The Co-operative Bank Plc's senior and subordinated bonds all fell to record lows Jan. 30 after a Sunday Times report the day before questioned the long-term viability of the Manchester-based lender.

The falls took the price of the Co-op's £400 million 5.125% senior bonds due in September to roughly 86% of par from 94%, according to Bloomberg data. On the subordinated side, the bank's £206 million 11% bonds due in 2023 were quoted at 58% of par, down from 76%, while the £250 million 8.5% bonds fell to 56% of par from around 69%.

The falls compounded losses that came in the wake of an update Jan. 26 in which the bank admitted it was likely to miss previous capital guidance, keeping its common equity Tier 1 ratio below 10% in the medium term until 2020. In a prior third-quarter trading review, the Prudential Regulation Authority revised the bank's Pillar 2A capital requirement to 14.1% of risk-weighted assets.

The Sunday Times reported that the Bank of England is considering an intervention that could see the Co-op wound up before the end of the year. The bank had enough liquidity to meet this year's senior bond redemption but would struggle to raise a new bond to top up its finances, the article added.

Co-op representatives declined to comment on the report when contacted by S&P Global Market Intelligence. The Bank of England also declined to comment.

Falls greater than expected

The scale of the bond fall took observers by surprise given the more muted response to the initial statement last week. "The bank is solvent," said Otto Dichtl, a credit analyst at Stifel Nicolaus Europe. "The drop in capital is more than what they were expecting and therefore their recovery will take a bit longer."

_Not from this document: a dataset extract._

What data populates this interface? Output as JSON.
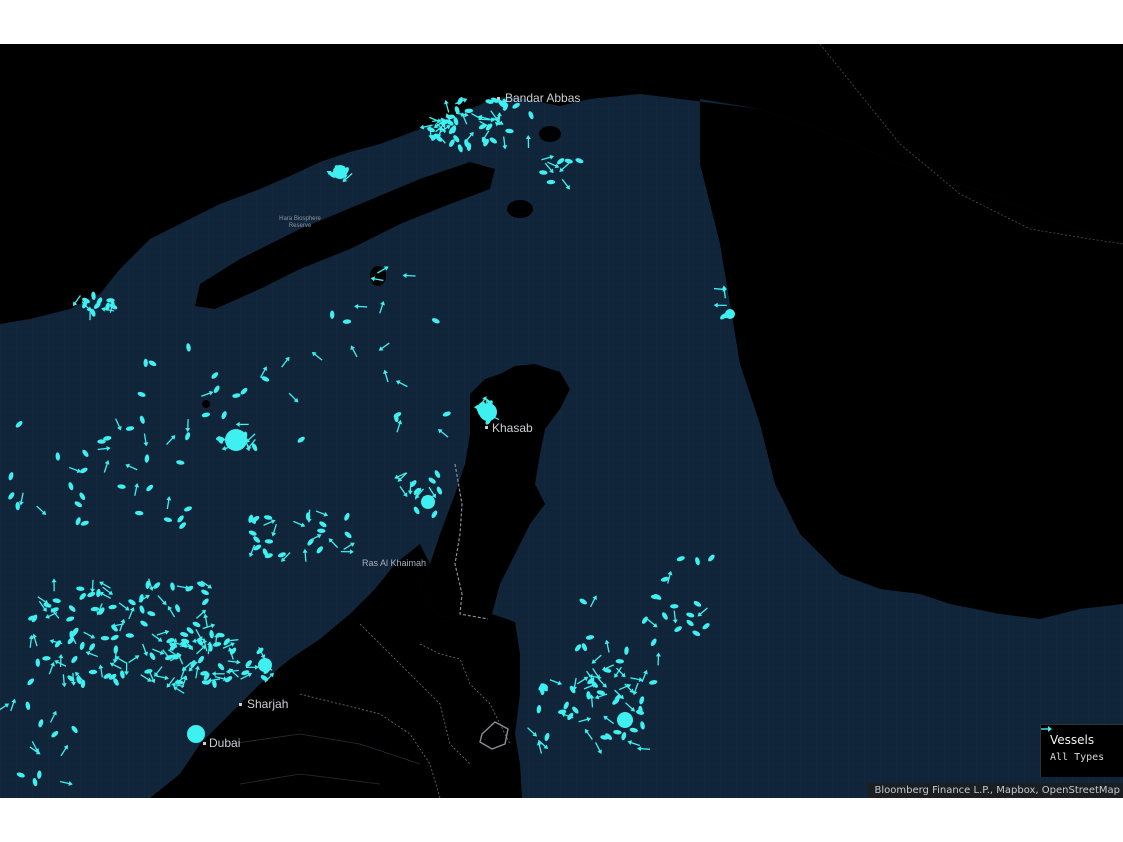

The Co-op had expected to meet its individual capital guidance set by the U.K. regulator before 2019.

The failure to achieve this target highlights the difficulty of turning around troubled banks in the U.K. while interest rates remain low and the economic outlook remains uncertain, Fitch analysts led by Claudia Nelson said in a Jan. 30 note. In particular, the Co-op is struggling to return to profitability as it focuses on residential and buy-to-let mortgage lending where yields are tight. In this context, the U.K.'s post-Brexit rate cut is likely to have hit the bank's recovery plan and the Co-op is not expected to return to profitability by 2018, Fitch added.

But Fitch analysts agreed that the lender does not face a funding issue. The Co-op mainly funds itself through deposits, and as senior bonds do not form part of its regulatory capital base, it should not matter if it opts to roll them over through a new issue or not. "[W]e believe that access to funding and liquidity is correlated with banks' capital positions," the Fitch analysts wrote.

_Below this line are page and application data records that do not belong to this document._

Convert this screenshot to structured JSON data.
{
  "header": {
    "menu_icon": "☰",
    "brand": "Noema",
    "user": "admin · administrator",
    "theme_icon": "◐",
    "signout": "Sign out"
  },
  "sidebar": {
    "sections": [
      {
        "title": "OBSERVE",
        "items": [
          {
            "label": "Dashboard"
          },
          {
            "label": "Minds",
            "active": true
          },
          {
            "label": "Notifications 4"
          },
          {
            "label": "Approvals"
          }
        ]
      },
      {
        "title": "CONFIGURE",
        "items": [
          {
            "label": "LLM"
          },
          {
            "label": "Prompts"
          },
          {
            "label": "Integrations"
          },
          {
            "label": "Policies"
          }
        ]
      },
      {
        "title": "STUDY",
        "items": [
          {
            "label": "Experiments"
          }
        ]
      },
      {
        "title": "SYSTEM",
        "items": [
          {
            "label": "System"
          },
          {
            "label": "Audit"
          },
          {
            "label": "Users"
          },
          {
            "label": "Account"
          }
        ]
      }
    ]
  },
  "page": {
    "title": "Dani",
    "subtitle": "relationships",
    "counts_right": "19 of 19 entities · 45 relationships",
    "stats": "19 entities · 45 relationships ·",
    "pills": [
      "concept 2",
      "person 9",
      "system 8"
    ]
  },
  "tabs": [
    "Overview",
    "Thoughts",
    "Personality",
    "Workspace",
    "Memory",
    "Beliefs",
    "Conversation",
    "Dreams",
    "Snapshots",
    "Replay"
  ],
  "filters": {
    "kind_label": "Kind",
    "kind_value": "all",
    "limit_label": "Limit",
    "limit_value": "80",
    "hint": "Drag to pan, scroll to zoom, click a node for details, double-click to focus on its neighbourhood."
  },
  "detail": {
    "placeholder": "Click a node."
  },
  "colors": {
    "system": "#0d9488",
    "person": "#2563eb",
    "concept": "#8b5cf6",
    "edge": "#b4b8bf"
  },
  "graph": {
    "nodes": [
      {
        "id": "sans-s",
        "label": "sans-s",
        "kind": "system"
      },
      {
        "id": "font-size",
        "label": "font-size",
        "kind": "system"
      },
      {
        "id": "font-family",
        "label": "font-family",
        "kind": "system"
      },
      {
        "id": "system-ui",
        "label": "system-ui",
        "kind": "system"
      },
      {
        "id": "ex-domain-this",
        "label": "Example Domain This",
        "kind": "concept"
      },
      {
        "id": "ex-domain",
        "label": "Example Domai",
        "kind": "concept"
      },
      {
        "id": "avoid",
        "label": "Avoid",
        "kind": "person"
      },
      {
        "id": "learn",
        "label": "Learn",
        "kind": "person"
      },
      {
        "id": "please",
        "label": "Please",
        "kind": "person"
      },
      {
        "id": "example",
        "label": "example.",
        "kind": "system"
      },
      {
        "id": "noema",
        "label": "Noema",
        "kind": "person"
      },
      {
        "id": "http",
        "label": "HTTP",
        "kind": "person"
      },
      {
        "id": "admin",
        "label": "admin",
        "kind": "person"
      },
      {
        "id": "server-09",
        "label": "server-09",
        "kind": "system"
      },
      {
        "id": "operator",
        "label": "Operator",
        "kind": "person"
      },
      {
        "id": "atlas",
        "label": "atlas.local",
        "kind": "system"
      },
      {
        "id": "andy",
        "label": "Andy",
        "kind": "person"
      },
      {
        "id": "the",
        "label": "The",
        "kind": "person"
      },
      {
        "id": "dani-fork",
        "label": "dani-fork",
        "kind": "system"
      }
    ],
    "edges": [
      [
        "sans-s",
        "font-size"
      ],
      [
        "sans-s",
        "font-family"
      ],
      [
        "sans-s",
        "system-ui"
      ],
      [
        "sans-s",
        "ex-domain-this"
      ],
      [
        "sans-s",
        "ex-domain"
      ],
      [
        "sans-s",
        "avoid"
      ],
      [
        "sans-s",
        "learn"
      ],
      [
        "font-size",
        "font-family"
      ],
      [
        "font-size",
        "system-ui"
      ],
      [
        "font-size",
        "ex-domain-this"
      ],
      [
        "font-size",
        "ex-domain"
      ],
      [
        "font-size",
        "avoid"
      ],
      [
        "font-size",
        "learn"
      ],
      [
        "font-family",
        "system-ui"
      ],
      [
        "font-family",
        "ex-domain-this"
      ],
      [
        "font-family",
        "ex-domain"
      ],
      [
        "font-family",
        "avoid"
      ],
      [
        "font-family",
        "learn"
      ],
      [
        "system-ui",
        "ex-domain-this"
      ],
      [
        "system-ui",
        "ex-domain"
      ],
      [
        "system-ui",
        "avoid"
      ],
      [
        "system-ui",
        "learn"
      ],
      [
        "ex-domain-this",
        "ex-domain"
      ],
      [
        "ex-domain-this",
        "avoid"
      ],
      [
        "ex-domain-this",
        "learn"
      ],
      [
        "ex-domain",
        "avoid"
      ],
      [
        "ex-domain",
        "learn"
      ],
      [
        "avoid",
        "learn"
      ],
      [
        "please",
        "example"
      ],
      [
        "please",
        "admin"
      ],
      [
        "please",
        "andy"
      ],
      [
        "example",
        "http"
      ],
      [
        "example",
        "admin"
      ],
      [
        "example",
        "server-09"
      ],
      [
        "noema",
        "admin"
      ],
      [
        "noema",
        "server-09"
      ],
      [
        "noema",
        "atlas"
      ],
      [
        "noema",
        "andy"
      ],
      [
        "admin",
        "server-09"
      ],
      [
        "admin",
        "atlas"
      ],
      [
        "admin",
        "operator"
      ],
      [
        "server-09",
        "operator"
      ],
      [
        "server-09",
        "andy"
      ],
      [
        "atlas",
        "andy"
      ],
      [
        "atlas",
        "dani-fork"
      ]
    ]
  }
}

Nevertheless, there are unanswered questions about whether the bank will need to take further steps to meet its capital targets, Dichtl said.

"The bank needs to give some clarity to the market on whether the PRA is still on board with its plans or otherwise say what it plans to do about it," he told S&P Global Market Intelligence, adding that the bank is not a resolution case.

The lender is expected to present its full-year 2016 results in early March.